There are two main changes that could be made to the House of Lords: making it fully elected, or a mixture of elected and appointed members. If the House of Lords was to be fully elected, it would cause more problems than it solves,as, with two elected chambers, the House of Commons would no longer be supreme. As reform would make the House of Lords simply a mirror of the House of Commons, it seems illogical to try to change the House of Lords, rather than simply abolish it.
This makes the other option - a hybrid of elected and appointed peers (perhaps in a 60%, 40% split) - seem more logical, but it too would create more problems, all whilst keeping a majority of the problems the House of Lords already has. The House of Lords would still be undemocratic, as it would be retaining mostly unelected members. It would also create a two-tier House of Lords between the elected and non-elected members, causing friction and drifting the focus away from the House of Lords main goals. The system would also cause additional confusion - within and without Parliament - as to where the power did or should lie. A reform including an election process would deter many industry experts and attract political opportunists instead, thus eliminating the current worth of the House of Lords; meaning that as reform would be useless and the House of Lords should just be abolished.
If the House of Lords' undemocratic nature and lack of diversity does not persuade you as to why it is so ineffective and, therefore, should be abolished, perhaps its monetary cost will. Whilst peers are technically unpaid, they are able to claim £300 a day tax-free, for each day they attend, plus limited travel costs. Between February 2014 to January 2015, £21 million was spent on Lords allowances and expenses, with the average Peer receiving £25,826. This showcases how the House of Lords is not just an affront to voters it is an unacceptable burden on the public purse; as the public is paying for a lack of democracy.

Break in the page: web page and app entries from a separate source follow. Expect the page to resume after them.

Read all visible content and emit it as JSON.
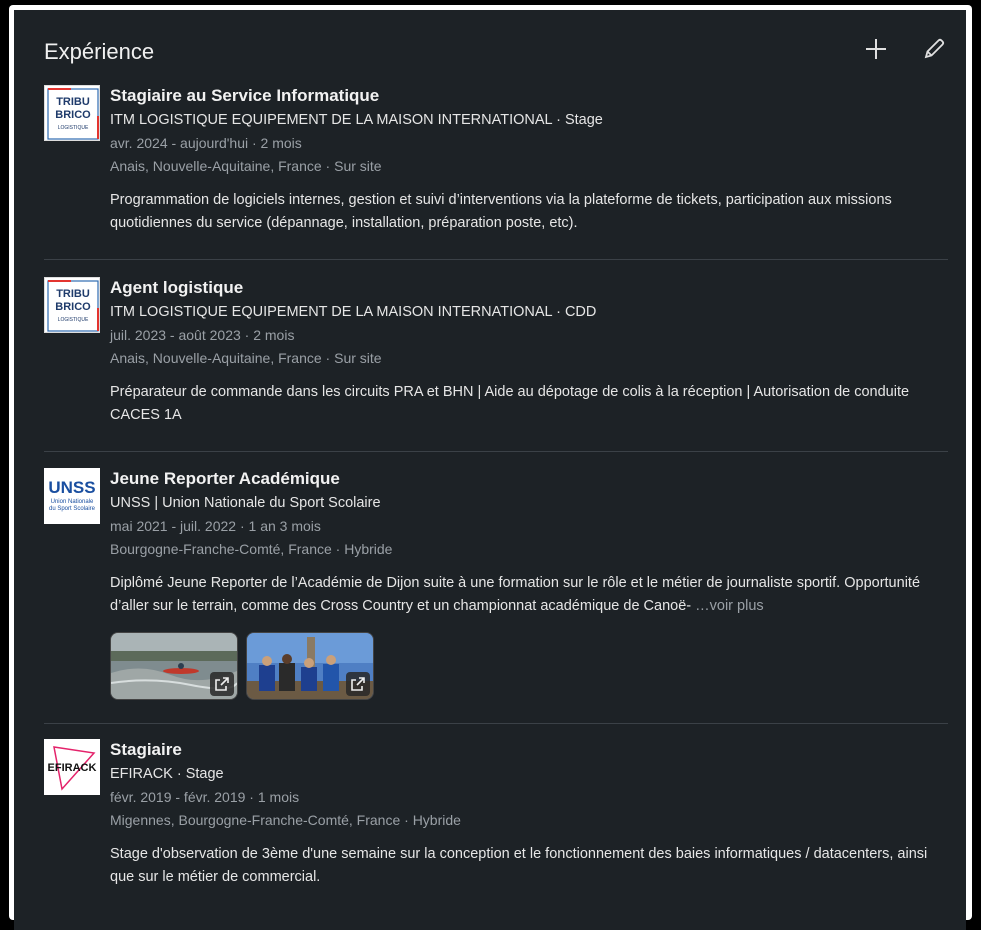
{
  "section": {
    "title": "Expérience",
    "add_icon": "plus-icon",
    "edit_icon": "pencil-icon"
  },
  "experiences": [
    {
      "logo": "TRIBU BRICO LOGISTIQUE",
      "logo_lines": [
        "TRIBU",
        "BRICO",
        "LOGISTIQUE"
      ],
      "role": "Stagiaire au Service Informatique",
      "company": "ITM LOGISTIQUE EQUIPEMENT DE LA MAISON INTERNATIONAL · Stage",
      "dates": "avr. 2024 - aujourd'hui · 2 mois",
      "location": "Anais, Nouvelle-Aquitaine, France · Sur site",
      "description": "Programmation de logiciels internes, gestion et suivi d’interventions via la plateforme de tickets, participation aux missions quotidiennes du service (dépannage, installation, préparation poste, etc)."
    },
    {
      "logo": "TRIBU BRICO LOGISTIQUE",
      "logo_lines": [
        "TRIBU",
        "BRICO",
        "LOGISTIQUE"
      ],
      "role": "Agent logistique",
      "company": "ITM LOGISTIQUE EQUIPEMENT DE LA MAISON INTERNATIONAL · CDD",
      "dates": "juil. 2023 - août 2023 · 2 mois",
      "location": "Anais, Nouvelle-Aquitaine, France · Sur site",
      "description": "Préparateur de commande dans les circuits PRA et BHN | Aide au dépotage de colis à la réception | Autorisation de conduite CACES 1A"
    },
    {
      "logo": "UNSS Union Nationale du Sport Scolaire",
      "logo_lines": [
        "UNSS",
        "Union Nationale",
        "du Sport Scolaire"
      ],
      "role": "Jeune Reporter Académique",
      "company": "UNSS | Union Nationale du Sport Scolaire",
      "dates": "mai 2021 - juil. 2022 · 1 an 3 mois",
      "location": "Bourgogne-Franche-Comté, France · Hybride",
      "description": "Diplômé Jeune Reporter de l’Académie de Dijon suite à une formation sur le rôle et le métier de journaliste sportif. Opportunité d’aller sur le terrain, comme des Cross Country et un championnat académique de Canoë-",
      "see_more": "…voir plus",
      "media": [
        "external-link-icon",
        "external-link-icon"
      ]
    },
    {
      "logo": "EFIRACK",
      "logo_lines": [
        "EFIRACK"
      ],
      "role": "Stagiaire",
      "company": "EFIRACK · Stage",
      "dates": "févr. 2019 - févr. 2019 · 1 mois",
      "location": "Migennes, Bourgogne-Franche-Comté, France · Hybride",
      "description": "Stage d'observation de 3ème d'une semaine sur la conception et le fonctionnement des baies informatiques / datacenters, ainsi que sur le métier de commercial."
    }
  ]
}
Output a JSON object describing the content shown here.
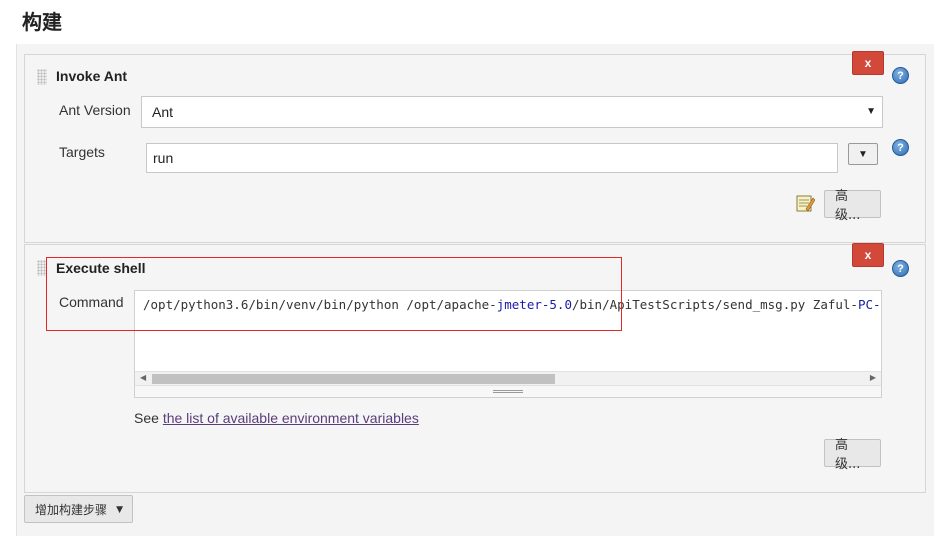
{
  "section": {
    "title": "构建"
  },
  "ant_step": {
    "title": "Invoke Ant",
    "delete_label": "x",
    "version_label": "Ant Version",
    "version_value": "Ant",
    "targets_label": "Targets",
    "targets_value": "run",
    "advanced_label": "高级..."
  },
  "shell_step": {
    "title": "Execute shell",
    "delete_label": "x",
    "command_label": "Command",
    "command_parts": {
      "p1": "/opt/python3.6/bin/venv/bin/python /opt/apache-",
      "p2": "jmeter-5.0",
      "p3": "/bin/ApiTestScripts/send_msg.py Zaful-",
      "p4": "PC-$country"
    },
    "env_prefix": "See ",
    "env_link": "the list of available environment variables",
    "advanced_label": "高级..."
  },
  "add_step": {
    "label": "增加构建步骤"
  },
  "colors": {
    "delete_red": "#d24939",
    "highlight": "#e02a2a",
    "link": "#5a3d7a"
  },
  "icons": [
    "drag-handle",
    "help-icon",
    "notepad-icon",
    "chevron-down-icon"
  ]
}
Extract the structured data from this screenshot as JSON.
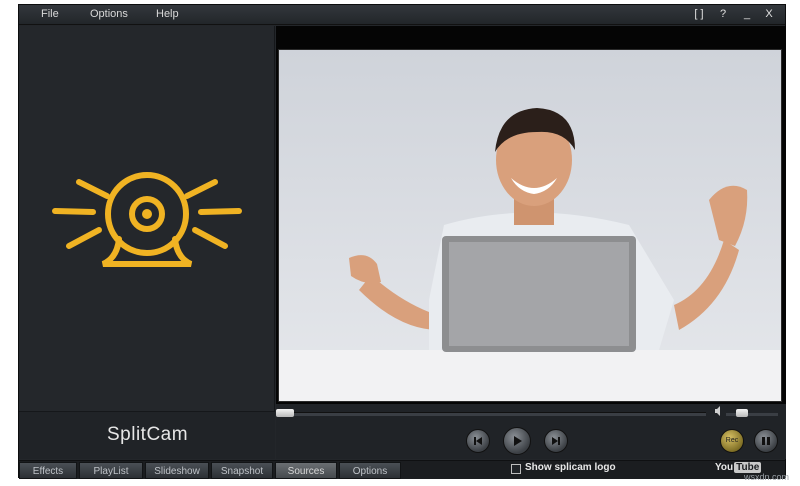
{
  "menu": [
    "File",
    "Options",
    "Help"
  ],
  "window_buttons": [
    "[ ]",
    "?",
    "_",
    "X"
  ],
  "brand": "SplitCam",
  "rec_label": "Rec",
  "tabs": [
    "Effects",
    "PlayList",
    "Slideshow",
    "Snapshot",
    "Sources",
    "Options"
  ],
  "active_tab": "Sources",
  "show_logo_label": "Show splicam logo",
  "youtube": {
    "you": "You",
    "tube": "Tube"
  },
  "watermark": "wsxdn.com",
  "colors": {
    "accent": "#f0b323",
    "bg": "#23262a"
  },
  "icons": [
    "webcam-logo-icon",
    "step-back-icon",
    "play-icon",
    "step-forward-icon",
    "pause-icon",
    "volume-icon"
  ],
  "seek_progress": 0,
  "volume_level": 0.25
}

Despite all this, the House of Lords has yet to be abolished,mainly because of the fear of controversy or a new ‘unworkable’ government, which is stalling reform. However, if we adopt the stance that the government can override the will of the people - as most of the British population has repeatedly shown to be discontent with the current House of Lords - we excuse this misuse of power. Overall, the House of Lords is symptomatic of a society which pays lip service to democracy and meritocracy but so often falls short of achieving it in reality, and should be abolished as it continually falls foul to a misuse of power and lack of representation of current British politics and views.